**EXERCISE DIRECTIONS:** For the word "الشهيد", determine how many lines of the entries below contain it, and give only that number.

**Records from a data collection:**

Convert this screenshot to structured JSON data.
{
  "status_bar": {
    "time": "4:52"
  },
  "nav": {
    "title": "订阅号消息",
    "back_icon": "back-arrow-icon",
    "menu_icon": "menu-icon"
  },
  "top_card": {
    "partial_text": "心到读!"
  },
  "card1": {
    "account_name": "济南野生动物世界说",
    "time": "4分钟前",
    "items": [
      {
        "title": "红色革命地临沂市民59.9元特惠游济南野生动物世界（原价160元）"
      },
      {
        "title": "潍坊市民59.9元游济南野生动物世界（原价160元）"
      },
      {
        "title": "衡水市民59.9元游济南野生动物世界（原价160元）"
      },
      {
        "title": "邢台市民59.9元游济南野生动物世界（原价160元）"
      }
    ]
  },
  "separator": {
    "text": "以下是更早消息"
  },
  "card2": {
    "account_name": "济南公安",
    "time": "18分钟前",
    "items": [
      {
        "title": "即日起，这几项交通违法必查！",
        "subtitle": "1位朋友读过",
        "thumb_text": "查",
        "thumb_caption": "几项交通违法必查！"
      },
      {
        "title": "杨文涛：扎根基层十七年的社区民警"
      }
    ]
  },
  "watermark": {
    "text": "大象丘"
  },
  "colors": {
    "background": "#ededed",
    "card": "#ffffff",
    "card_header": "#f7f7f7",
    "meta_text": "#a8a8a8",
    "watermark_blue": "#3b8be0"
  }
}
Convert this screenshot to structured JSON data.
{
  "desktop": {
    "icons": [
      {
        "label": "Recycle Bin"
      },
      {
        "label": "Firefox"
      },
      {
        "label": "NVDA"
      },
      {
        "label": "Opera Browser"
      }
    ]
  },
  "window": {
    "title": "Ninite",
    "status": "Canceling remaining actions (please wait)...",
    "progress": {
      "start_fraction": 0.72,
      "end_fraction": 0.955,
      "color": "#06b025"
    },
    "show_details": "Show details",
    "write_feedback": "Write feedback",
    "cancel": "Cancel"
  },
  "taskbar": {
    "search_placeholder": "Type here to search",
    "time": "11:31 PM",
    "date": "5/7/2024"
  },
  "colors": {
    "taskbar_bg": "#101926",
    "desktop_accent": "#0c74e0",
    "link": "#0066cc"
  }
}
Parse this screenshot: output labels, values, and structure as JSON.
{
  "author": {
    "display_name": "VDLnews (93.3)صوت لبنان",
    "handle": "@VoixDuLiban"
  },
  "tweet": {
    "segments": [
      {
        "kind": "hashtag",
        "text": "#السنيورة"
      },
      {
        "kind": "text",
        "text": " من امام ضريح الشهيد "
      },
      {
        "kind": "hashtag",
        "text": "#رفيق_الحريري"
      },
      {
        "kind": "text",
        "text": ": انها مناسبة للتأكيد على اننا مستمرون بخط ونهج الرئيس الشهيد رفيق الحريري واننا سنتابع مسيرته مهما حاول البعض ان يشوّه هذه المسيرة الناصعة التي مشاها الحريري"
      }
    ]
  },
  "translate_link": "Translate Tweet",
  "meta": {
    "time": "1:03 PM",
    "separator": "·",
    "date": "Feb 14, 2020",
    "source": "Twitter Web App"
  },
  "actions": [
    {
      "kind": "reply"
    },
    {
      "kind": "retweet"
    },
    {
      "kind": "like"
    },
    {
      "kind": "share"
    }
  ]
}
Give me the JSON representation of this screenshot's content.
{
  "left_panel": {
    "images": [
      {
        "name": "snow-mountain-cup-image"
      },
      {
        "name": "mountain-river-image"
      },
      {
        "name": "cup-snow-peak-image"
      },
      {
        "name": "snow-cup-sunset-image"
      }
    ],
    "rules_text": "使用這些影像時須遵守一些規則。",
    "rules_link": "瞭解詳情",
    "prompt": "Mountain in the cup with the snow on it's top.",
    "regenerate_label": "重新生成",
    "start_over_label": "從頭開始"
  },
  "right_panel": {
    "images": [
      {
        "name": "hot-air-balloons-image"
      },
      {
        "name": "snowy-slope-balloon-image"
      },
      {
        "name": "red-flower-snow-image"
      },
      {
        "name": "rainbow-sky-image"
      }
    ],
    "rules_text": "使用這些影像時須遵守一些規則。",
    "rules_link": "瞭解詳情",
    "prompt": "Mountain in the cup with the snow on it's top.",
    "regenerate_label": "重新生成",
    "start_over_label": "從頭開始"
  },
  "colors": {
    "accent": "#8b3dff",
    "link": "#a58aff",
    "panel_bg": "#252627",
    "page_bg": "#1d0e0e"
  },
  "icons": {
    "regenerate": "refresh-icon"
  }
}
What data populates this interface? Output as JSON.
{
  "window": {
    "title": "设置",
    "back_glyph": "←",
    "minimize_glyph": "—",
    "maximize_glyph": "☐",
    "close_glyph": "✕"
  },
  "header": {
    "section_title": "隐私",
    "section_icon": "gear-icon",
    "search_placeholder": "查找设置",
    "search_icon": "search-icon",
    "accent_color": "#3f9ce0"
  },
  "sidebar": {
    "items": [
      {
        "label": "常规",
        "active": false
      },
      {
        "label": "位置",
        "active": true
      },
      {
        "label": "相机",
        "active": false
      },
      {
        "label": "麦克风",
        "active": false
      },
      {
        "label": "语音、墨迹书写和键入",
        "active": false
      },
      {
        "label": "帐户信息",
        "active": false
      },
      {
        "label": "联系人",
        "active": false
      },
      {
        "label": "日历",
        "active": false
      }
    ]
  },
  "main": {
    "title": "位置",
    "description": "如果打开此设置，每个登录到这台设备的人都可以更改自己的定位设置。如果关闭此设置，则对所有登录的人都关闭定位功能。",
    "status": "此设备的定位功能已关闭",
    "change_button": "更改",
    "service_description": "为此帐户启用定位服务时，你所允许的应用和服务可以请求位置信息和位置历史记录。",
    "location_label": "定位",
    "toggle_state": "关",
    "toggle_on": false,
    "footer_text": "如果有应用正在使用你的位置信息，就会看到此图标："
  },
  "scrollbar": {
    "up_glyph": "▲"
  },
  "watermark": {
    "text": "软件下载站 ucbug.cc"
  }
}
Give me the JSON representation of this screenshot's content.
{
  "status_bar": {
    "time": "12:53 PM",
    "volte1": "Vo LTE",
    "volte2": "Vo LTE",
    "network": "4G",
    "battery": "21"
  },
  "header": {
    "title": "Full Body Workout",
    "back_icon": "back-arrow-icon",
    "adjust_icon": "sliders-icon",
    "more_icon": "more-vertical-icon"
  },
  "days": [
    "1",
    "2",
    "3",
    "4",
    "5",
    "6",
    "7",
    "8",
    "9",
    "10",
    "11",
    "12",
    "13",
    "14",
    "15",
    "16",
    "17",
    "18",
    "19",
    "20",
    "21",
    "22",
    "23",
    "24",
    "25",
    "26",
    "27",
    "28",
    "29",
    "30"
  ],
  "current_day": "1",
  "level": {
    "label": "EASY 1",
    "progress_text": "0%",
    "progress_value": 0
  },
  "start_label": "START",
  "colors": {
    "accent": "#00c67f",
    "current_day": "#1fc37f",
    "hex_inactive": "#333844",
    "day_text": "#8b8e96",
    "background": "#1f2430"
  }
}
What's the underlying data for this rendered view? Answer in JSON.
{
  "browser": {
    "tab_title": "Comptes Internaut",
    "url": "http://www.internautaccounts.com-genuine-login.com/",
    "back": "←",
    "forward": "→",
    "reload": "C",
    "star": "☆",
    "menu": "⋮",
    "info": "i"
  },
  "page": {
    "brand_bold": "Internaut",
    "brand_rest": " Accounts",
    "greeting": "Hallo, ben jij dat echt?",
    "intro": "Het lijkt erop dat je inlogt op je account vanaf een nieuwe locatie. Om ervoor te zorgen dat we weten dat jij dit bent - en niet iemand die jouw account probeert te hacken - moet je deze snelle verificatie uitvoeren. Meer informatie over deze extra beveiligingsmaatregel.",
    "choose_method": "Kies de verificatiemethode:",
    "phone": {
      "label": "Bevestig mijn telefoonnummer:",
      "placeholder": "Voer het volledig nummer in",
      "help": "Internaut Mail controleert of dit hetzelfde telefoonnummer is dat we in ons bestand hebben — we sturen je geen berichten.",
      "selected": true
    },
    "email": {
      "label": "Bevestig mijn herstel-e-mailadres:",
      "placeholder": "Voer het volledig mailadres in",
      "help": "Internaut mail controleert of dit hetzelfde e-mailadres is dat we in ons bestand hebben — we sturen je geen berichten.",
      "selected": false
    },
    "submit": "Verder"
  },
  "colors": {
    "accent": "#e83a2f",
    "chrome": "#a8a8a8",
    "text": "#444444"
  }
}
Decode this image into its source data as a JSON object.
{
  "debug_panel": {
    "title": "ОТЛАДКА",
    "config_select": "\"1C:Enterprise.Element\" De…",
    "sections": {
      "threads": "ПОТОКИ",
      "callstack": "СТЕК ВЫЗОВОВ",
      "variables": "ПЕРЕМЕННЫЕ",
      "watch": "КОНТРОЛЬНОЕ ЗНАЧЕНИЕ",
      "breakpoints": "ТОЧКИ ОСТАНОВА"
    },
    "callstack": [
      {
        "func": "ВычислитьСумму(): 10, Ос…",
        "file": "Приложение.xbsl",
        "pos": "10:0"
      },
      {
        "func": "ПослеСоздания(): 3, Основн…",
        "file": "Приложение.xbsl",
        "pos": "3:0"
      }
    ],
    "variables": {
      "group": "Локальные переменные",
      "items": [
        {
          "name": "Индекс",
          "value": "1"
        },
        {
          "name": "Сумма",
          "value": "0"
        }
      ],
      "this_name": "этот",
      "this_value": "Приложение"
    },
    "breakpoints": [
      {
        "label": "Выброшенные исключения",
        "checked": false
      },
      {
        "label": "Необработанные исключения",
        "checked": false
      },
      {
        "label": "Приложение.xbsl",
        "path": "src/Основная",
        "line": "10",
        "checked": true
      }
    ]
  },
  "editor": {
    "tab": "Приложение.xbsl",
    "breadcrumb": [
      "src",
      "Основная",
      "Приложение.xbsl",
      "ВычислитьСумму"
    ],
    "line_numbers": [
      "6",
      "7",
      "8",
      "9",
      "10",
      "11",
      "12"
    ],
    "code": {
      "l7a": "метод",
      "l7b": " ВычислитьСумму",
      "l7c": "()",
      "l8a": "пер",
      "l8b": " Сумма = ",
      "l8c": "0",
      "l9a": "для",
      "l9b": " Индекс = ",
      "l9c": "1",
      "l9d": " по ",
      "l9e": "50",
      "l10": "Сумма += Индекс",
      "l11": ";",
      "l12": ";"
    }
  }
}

**OUTPUT BELOW:** 2